Not Just Sex

For the past two years, the chances to build community through room visitations have been sparse; however, problems surrounding room visitation extend well beyond the recent pandemic. Look no further than the countless couples who turn to isolated spaces like the sanctuary or classrooms to share intimate moments (we know you’ve seen them in Gelb, Pearson, Graves, Elson, Morse… you get the point). This experience, one that is deeply awkward for students (and faculty who have had the luxury of walking in on them), creates an unsafe environment for students to explore healthy relationships. The duty of room visitation does not, however, stop at ensuring safety in intimate moments. Room visitations are critical for students to build community. For too long, room visitations and sex have been synonymous, and despite recent changes to the visitation policy, there is still a strong association between the two. What is a viable proposal to address these challenges? We believe the best room visitation policy is an open visitation policy, without universal restrictions for those old enough to consent (sixteen in Massachusetts). We recognize that such a policy would come with safety and liability concerns. A more feasible amendment to the policy would be an expansion of visitation hours coupled with extensive forums with faculty. 
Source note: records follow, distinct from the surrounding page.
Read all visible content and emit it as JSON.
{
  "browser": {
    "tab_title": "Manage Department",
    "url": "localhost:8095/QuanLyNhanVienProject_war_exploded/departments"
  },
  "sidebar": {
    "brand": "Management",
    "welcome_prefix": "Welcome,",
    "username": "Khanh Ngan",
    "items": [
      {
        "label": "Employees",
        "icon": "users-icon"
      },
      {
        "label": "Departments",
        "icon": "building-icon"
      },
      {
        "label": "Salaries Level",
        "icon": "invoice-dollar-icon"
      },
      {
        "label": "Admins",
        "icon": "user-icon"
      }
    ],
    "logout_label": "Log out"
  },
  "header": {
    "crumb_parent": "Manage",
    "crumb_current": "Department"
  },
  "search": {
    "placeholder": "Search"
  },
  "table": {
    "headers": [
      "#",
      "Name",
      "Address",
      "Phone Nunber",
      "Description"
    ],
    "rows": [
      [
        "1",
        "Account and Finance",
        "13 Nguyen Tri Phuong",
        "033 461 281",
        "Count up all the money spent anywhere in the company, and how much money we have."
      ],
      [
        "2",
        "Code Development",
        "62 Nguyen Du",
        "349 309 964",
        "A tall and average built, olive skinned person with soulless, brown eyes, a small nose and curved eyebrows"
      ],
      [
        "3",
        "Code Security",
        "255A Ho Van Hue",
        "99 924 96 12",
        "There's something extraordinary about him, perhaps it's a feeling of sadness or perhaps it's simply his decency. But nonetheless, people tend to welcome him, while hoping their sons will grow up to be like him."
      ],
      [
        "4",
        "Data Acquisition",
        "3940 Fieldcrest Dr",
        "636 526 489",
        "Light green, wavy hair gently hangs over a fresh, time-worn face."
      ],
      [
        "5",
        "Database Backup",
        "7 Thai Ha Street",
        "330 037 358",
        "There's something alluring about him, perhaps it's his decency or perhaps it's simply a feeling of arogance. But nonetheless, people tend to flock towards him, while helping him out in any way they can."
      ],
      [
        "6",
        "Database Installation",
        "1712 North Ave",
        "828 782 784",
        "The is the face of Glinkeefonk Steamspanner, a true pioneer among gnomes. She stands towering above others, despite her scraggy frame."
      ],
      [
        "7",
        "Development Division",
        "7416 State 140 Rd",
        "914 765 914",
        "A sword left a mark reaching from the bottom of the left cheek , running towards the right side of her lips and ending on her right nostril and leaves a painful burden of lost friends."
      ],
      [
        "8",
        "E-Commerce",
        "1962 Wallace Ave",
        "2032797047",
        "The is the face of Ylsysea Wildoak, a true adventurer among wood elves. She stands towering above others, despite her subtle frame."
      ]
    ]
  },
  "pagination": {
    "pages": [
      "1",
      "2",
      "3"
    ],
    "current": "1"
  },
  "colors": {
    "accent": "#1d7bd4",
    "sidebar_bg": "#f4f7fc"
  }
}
Students need spaces to cultivate community and explore consensual sexual and non-sexual relationships. It’s no secret that Andover students have signed up for a heavy workload and intense schedule. As the many Sykes initiatives will tell you, a lifestyle with all work and no play is unsustainable and unhealthy. An expansion of visitation hours would offer more ways for students to come together and make connections in a space that isn’t necessarily crowded, like the den, or academic, like the library. The burden of Covid-19 has also fallen particularly hard on day students, who had even more limited opportunities than usual to connect with peers. Private spaces are critical to uplifting the morale of students, boarders and day students alike. We need more places that are relaxing and comfortable. Room visits are the solution.  

There much progress to be made in decoupling room visitation from sex, not just with students but also with faculty. Though significant, new policy changes are not a blanket solution to the problems of the old system. Simply removing the term parietal and generalizing policies regardless of gender is not enough to remove the stigma of such visits. Like parietals, the nature of the room visitation policy still creates the expectation of a sexual relationship. We must engage in critical conversations and hold open forums with faculty on how to both foster a safe environment for exploring sexual relationships and remove the stigma of room visits. 

Admittedly, creating a room visit policy that simultaneously satisfies the needs of students and concerns of adults will be a very tall task, but it is one that we are committed to. With an expansion of room visitation hours and wider community conversations, we are eager to take the first step towards a better policy. A policy that strengthens communities of joy within dorms, for boarders and day students. A policy that allows students to share intimate moments in a safer setting. A better room visitation policy is absolutely possible. It is one that we hope to achieve through transparent leadership and open dialogue. We are excited for the opportunities presented by the upcoming school year and look forward to pursuing the best room visitation policy for our community.